_DATA FOR THIS TASK_:

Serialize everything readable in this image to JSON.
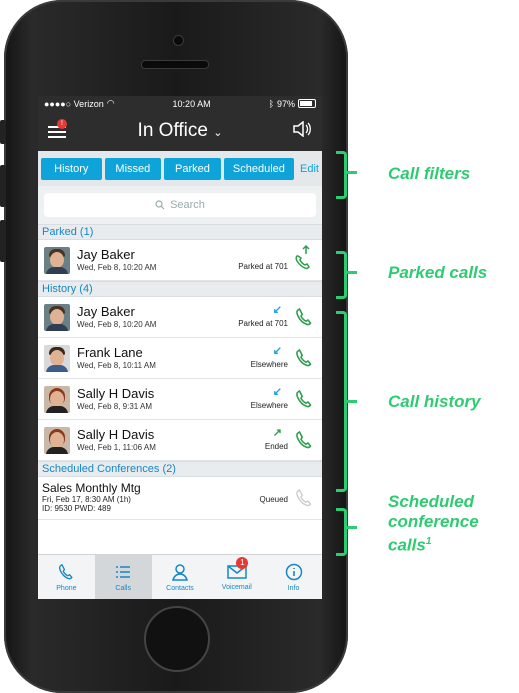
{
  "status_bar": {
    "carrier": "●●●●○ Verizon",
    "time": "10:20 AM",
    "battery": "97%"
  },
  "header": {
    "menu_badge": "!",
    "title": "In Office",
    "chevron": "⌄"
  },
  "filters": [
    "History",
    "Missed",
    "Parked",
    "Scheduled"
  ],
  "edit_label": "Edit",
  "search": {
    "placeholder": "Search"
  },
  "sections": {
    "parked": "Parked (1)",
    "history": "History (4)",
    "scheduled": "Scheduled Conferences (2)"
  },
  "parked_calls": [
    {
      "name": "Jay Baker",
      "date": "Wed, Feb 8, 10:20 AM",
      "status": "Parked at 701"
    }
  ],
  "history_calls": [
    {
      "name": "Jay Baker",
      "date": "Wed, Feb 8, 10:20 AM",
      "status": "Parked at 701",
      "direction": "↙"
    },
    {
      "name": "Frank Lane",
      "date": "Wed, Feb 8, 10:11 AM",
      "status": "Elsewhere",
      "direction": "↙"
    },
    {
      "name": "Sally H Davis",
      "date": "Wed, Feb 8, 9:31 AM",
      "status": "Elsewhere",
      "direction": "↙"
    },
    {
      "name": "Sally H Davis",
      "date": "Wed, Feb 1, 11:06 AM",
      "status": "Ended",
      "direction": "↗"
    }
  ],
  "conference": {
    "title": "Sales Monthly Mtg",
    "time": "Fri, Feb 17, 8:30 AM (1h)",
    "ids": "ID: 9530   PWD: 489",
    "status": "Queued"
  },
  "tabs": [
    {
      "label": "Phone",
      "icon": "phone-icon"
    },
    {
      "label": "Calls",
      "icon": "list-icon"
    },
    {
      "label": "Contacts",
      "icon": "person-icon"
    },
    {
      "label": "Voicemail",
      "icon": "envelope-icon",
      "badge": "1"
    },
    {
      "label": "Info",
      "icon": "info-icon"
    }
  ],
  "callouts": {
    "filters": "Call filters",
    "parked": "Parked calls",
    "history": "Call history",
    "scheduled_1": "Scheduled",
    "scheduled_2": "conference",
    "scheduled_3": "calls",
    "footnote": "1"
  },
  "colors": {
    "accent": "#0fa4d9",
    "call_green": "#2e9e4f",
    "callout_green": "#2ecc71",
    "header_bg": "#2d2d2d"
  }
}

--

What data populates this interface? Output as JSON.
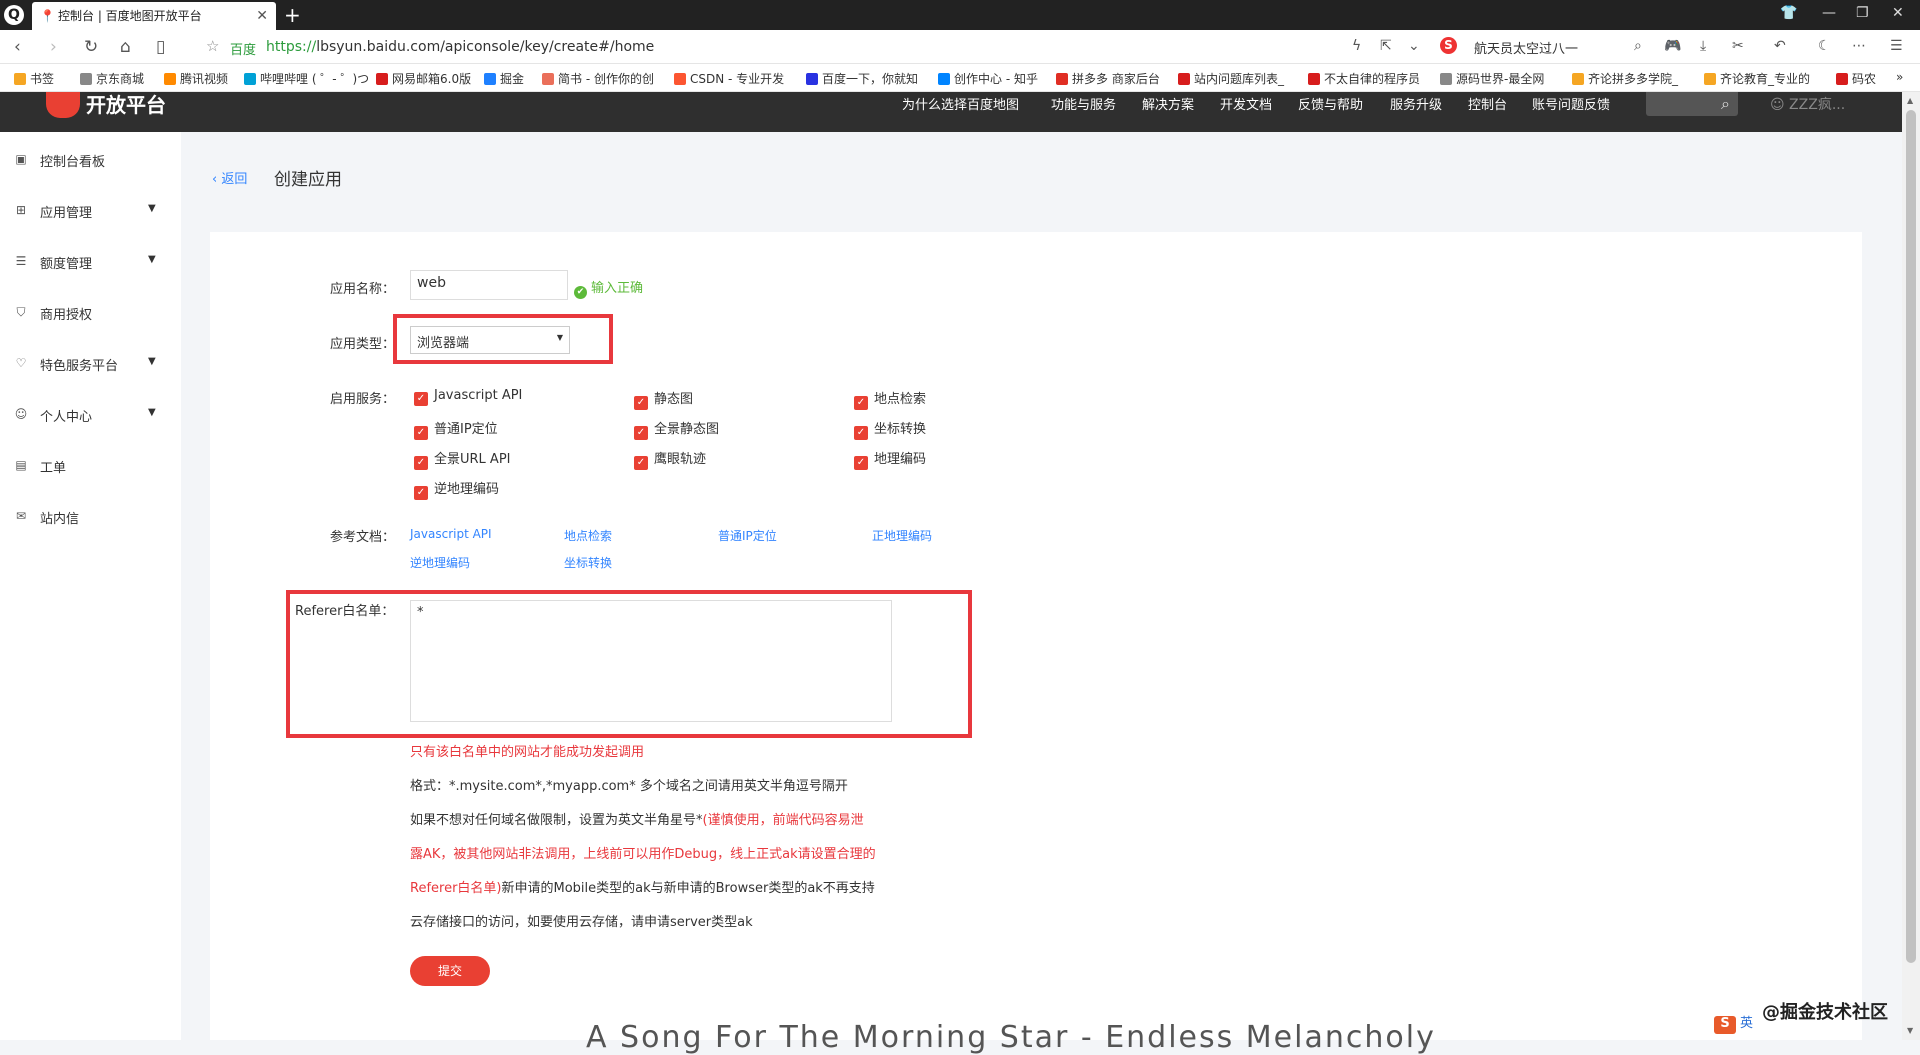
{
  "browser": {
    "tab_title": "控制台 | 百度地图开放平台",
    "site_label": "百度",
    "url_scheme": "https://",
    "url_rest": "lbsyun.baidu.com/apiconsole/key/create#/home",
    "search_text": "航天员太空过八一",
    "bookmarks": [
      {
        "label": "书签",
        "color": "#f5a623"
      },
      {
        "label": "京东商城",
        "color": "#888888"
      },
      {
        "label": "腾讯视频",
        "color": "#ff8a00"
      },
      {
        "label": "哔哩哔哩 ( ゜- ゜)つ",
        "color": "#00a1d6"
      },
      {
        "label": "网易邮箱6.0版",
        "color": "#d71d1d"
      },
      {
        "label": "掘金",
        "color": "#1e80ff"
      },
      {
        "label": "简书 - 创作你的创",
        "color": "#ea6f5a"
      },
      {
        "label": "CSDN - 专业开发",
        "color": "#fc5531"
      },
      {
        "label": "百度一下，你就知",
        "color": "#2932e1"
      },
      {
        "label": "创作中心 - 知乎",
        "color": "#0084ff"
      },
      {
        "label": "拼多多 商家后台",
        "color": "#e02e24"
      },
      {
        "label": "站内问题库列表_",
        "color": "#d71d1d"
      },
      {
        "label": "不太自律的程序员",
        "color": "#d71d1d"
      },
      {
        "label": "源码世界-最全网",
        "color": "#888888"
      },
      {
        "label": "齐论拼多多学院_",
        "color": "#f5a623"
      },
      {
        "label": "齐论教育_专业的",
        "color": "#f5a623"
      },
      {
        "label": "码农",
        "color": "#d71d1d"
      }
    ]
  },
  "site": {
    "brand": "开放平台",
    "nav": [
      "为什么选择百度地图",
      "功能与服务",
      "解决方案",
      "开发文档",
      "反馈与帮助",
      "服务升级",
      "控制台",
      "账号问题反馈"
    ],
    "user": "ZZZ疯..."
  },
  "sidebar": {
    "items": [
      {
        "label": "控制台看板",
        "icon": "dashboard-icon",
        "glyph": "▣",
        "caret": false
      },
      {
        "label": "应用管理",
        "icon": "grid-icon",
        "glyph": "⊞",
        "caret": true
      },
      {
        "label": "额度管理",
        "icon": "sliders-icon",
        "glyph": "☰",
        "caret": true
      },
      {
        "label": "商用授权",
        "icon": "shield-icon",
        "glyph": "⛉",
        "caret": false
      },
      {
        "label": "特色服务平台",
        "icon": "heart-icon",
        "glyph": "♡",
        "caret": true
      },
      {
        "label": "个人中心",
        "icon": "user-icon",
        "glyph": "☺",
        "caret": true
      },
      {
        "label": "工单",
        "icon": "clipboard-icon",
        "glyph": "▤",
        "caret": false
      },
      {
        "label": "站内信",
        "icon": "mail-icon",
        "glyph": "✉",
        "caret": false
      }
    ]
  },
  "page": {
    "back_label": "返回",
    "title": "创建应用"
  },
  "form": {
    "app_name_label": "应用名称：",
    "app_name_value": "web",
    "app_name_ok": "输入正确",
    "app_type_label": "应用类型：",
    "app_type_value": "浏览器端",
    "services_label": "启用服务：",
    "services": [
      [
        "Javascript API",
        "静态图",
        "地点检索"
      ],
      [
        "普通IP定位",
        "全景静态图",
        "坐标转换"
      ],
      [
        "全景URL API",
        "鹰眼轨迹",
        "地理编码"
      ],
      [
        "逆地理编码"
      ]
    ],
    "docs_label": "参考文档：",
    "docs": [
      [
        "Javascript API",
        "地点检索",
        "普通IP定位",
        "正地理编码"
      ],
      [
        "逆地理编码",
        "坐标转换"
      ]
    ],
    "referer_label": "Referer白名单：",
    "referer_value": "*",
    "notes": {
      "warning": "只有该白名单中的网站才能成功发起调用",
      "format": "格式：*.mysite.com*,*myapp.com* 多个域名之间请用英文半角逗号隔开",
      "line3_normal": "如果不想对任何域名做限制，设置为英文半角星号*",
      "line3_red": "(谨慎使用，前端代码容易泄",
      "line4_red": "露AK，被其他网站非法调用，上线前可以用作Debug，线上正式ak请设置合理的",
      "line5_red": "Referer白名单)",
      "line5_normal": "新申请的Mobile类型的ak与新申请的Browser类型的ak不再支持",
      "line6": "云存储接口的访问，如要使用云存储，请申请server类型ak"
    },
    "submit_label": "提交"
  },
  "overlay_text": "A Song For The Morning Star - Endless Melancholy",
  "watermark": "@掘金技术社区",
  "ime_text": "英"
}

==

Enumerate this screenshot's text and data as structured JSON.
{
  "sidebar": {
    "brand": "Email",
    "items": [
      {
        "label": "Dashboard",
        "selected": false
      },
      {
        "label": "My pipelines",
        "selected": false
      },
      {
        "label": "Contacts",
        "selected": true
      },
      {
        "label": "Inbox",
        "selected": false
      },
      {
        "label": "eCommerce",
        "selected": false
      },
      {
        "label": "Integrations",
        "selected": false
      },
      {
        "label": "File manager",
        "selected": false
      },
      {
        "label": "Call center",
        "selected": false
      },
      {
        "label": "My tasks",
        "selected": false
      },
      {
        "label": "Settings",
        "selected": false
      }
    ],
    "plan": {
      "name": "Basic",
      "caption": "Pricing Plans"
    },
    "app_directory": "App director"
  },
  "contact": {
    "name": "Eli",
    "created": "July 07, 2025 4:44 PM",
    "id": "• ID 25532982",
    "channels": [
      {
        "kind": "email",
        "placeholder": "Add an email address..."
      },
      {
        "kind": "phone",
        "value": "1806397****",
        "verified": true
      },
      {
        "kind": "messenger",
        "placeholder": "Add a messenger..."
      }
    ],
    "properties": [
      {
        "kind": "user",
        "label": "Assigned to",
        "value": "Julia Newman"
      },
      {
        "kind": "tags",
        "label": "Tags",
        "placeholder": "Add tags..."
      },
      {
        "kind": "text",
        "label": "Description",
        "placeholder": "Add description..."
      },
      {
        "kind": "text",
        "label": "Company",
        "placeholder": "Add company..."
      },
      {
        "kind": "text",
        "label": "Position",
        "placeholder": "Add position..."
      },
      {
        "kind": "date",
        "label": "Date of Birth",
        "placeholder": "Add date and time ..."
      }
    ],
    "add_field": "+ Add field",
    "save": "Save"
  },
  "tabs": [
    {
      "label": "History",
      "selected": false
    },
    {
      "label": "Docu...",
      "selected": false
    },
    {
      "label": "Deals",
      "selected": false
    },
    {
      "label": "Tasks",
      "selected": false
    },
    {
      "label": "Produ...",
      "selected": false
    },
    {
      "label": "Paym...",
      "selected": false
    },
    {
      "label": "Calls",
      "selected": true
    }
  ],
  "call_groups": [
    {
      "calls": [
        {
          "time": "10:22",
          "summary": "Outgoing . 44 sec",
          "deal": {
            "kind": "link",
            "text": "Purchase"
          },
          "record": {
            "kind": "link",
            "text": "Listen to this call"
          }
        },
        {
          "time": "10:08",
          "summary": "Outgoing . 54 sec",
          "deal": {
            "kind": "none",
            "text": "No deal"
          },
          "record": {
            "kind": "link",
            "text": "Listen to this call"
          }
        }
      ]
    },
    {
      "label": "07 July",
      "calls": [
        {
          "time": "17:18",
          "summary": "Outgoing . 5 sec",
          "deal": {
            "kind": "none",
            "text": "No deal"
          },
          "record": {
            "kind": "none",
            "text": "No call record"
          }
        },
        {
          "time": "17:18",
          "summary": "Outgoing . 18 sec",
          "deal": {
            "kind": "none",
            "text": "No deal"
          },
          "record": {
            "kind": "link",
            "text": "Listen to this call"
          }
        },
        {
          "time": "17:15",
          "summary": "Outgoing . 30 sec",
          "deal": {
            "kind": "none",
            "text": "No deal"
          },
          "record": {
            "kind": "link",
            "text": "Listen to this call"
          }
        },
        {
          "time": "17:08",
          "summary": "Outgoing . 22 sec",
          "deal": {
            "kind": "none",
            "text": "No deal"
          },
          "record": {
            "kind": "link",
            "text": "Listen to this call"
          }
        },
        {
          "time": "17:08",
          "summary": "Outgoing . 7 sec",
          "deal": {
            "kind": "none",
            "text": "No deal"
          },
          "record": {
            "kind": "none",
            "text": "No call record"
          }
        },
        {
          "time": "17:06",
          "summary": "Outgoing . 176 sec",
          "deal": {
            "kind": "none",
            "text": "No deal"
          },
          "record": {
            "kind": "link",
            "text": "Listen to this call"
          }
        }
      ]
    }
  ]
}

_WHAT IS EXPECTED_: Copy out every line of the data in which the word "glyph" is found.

_RESPONSE AREA_:
        "glyph": "▣",
        "glyph": "⊞",
        "glyph": "☰",
        "glyph": "⛉",
        "glyph": "♡",
        "glyph": "☺",
        "glyph": "▤",
        "glyph": "✉",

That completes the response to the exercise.